Exercise aim ▸ Word for word, print all of the lines below.

= = = =

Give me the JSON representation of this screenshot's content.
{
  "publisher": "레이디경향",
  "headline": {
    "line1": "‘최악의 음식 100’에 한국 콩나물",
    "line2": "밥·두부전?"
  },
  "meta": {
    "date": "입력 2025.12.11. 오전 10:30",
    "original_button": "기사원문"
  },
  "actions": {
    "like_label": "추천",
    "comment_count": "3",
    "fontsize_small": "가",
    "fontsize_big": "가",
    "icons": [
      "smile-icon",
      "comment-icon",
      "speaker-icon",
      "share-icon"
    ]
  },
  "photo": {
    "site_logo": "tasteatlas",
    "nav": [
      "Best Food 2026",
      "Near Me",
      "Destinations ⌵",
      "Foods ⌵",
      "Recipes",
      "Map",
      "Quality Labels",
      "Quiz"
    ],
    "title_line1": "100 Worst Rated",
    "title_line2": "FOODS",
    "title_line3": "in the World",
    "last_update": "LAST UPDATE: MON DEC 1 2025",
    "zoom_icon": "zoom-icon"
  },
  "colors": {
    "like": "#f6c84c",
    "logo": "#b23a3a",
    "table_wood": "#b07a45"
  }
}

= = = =

Expected output ▸
Give me the JSON representation of this screenshot's content.
{
  "publisher": "레이디경향",
  "headline": {
    "line1": "‘최악의 음식 100’에 한국 콩나물",
    "line2": "밥·두부전?"
  },
  "meta": {
    "date": "입력 2025.12.11. 오전 10:30",
    "original_button": "기사원문"
  },
  "actions": {
    "like_label": "추천",
    "comment_count": "3",
    "fontsize_small": "가",
    "fontsize_big": "가",
    "icons": [
      "smile-icon",
      "comment-icon",
      "speaker-icon",
      "share-icon"
    ]
  },
  "photo": {
    "site_logo": "tasteatlas",
    "nav": [
      "Best Food 2026",
      "Near Me",
      "Destinations ⌵",
      "Foods ⌵",
      "Recipes",
      "Map",
      "Quality Labels",
      "Quiz"
    ],
    "title_line1": "100 Worst Rated",
    "title_line2": "FOODS",
    "title_line3": "in the World",
    "last_update": "LAST UPDATE: MON DEC 1 2025",
    "zoom_icon": "zoom-icon"
  },
  "colors": {
    "like": "#f6c84c",
    "logo": "#b23a3a",
    "table_wood": "#b07a45"
  }
}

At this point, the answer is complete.